A tough day at the office for one dentist, as he has to perform dental work on several 5-hundred pound tigers at an east Texas wildlife refuge. Three big cats needed emergency root canals, Thursday, at Tiger Creek wildlife refuge in Red Springs. And when tigers need dental work, veterinary experts are called in.
"Well today we're taking some of our tigers that have broken off some of their canine teeth they have and we're doing root canals" said Park Director Terri Warner.
This is not the same as surgery on a house cat. These cats have to be one hundred percent under sedation before they can perform dentistry. If they don't, then you've got 400 or 500 pounds of angry teeth and claws.
"Yeah, it can be dangerous because theses cats have tremendous power" said Veterinary surgeon doctor Michael McEller.
A 500 pound Siberian tiger named Katrina, a very unpredictable and moody tiger, needed 3 darts to put her to sleep, but even sedated tigers can be dangerous.
"I've been bitten. The worst bite I received was a tiger that was asleep but she just had a little jaw twitch she bit down on two of my fingers and I was out of work for two months" McEller says.
McEller works with Disney's animal kingdom. He says a tiger's dental hygiene is much like ours, except much bigger tools.
"We do have to check them regularly for any kind of dental problems because they can develop dental problems just like we do" says Warner.
After a few drills and some fillings, the patient is cured, and another happy tiger will soon be on display at the refuge.

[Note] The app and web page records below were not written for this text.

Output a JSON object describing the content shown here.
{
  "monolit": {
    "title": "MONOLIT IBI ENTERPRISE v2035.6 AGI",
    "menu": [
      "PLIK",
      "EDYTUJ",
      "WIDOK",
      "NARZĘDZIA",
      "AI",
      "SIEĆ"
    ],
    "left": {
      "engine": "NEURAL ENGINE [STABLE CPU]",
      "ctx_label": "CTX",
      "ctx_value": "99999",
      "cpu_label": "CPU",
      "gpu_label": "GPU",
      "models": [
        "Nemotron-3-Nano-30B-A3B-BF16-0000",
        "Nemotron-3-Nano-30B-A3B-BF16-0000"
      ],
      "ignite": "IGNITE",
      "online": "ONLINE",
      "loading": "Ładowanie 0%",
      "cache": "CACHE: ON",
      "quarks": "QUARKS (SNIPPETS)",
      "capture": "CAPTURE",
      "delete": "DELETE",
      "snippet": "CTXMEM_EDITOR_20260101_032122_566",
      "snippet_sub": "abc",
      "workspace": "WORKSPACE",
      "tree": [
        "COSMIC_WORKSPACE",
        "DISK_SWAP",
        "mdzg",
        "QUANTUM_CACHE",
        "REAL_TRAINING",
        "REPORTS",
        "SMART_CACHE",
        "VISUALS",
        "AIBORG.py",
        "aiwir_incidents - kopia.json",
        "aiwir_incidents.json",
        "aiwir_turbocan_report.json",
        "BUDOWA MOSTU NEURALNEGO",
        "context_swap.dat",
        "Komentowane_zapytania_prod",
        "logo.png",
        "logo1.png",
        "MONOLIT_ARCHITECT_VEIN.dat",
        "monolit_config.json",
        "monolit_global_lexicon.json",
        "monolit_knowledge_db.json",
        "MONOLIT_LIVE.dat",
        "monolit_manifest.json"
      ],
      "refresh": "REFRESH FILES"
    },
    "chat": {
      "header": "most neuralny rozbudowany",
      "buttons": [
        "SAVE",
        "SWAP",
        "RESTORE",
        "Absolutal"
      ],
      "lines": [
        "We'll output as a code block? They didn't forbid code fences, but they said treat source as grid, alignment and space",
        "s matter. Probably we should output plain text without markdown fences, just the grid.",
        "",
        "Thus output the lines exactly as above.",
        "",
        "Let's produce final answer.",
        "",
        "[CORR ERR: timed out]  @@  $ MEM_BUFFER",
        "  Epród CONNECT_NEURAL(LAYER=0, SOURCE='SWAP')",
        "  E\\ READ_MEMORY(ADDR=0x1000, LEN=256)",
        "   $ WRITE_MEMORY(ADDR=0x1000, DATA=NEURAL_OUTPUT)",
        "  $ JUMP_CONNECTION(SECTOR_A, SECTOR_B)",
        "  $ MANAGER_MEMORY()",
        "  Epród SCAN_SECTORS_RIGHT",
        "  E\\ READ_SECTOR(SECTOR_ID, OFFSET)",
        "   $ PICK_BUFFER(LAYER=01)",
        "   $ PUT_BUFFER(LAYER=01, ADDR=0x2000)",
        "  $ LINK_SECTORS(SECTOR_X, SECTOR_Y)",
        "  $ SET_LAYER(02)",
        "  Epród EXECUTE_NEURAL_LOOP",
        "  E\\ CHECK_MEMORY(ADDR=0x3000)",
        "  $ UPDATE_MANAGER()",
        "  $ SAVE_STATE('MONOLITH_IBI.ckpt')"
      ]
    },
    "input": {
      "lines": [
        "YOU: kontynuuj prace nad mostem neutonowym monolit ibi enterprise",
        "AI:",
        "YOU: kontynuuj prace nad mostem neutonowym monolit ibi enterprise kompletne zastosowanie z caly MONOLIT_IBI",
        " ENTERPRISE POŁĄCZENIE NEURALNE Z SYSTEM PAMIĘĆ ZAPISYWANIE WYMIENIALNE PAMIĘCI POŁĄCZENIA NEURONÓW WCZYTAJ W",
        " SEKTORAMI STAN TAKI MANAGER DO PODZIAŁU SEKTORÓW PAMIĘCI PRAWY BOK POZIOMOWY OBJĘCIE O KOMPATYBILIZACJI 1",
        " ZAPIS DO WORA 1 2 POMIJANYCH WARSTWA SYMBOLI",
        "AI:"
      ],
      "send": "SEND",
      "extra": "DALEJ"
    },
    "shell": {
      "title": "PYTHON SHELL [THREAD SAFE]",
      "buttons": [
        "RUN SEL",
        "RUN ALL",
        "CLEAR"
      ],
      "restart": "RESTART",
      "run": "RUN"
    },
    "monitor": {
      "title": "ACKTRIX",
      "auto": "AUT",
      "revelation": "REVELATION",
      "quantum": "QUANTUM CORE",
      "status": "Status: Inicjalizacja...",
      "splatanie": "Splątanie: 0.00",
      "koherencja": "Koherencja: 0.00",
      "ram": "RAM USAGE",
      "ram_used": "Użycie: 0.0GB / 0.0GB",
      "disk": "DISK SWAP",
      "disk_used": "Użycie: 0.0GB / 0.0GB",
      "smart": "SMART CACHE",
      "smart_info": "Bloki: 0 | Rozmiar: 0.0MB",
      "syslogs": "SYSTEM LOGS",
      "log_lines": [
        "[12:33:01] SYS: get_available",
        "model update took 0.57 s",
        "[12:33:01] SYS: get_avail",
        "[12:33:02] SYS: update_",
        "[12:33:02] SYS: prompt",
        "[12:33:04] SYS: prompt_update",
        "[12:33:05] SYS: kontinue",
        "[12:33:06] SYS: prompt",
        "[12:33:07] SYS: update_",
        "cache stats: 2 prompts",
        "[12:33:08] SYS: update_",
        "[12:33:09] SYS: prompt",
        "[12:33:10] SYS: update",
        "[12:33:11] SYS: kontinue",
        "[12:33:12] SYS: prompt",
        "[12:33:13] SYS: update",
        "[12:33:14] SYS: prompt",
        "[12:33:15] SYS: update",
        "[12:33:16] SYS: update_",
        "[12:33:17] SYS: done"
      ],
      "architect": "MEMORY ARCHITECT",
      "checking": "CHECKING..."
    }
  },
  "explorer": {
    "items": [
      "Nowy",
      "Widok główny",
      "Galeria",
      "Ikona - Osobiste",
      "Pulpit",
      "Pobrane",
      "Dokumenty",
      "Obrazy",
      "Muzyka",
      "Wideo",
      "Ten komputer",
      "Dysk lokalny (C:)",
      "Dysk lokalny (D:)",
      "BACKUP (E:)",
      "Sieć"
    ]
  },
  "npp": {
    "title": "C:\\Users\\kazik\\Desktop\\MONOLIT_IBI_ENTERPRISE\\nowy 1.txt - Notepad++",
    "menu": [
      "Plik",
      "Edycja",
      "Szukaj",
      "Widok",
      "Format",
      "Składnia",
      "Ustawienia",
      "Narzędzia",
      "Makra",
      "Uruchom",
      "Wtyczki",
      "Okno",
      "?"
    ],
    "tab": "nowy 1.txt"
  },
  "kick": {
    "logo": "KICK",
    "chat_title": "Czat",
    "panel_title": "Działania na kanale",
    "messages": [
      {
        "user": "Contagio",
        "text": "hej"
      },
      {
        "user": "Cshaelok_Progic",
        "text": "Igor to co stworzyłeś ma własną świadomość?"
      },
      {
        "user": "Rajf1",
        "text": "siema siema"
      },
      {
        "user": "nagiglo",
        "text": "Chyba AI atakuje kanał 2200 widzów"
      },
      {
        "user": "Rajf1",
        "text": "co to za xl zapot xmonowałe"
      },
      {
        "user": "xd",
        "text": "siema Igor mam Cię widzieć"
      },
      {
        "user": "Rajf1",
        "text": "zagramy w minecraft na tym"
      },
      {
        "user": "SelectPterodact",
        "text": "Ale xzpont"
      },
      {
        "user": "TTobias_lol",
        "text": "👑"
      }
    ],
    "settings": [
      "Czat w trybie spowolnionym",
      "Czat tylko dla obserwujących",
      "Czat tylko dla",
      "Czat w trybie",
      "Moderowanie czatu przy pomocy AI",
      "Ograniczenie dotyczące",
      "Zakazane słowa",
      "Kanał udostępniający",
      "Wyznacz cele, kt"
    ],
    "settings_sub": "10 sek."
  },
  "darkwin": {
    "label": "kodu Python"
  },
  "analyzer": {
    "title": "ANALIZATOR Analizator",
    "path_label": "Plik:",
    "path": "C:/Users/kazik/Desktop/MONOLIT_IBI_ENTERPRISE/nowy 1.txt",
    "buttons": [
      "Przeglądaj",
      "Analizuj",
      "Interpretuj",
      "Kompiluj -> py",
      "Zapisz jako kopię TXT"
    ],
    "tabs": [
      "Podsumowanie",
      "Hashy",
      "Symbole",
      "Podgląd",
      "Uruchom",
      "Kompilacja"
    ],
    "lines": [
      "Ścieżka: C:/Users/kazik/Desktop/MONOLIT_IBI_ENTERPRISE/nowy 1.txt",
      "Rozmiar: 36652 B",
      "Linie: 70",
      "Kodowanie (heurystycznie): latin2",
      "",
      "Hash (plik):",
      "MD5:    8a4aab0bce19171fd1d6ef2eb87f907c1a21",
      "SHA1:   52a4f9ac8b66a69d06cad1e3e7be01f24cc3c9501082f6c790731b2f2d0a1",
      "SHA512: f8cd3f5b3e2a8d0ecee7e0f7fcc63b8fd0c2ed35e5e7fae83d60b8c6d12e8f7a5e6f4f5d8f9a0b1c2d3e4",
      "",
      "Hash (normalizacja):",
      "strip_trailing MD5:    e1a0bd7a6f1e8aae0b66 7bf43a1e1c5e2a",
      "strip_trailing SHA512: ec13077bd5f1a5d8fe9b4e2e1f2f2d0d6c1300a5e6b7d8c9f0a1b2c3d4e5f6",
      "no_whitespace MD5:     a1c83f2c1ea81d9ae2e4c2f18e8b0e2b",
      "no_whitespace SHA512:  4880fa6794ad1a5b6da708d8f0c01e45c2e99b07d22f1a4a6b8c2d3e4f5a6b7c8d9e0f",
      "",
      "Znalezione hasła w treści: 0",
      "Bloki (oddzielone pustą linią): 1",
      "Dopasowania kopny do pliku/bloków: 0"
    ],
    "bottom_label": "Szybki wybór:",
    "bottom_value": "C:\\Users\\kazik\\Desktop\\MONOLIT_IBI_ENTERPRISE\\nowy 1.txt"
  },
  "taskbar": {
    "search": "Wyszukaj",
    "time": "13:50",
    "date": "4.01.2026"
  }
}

"Brush 3 times a day" says McEller.
All the patients are recovering from successful root canals today. Tiger Creek wildlife refuge is open Monday through Saturday, from 10 am to 5 pm.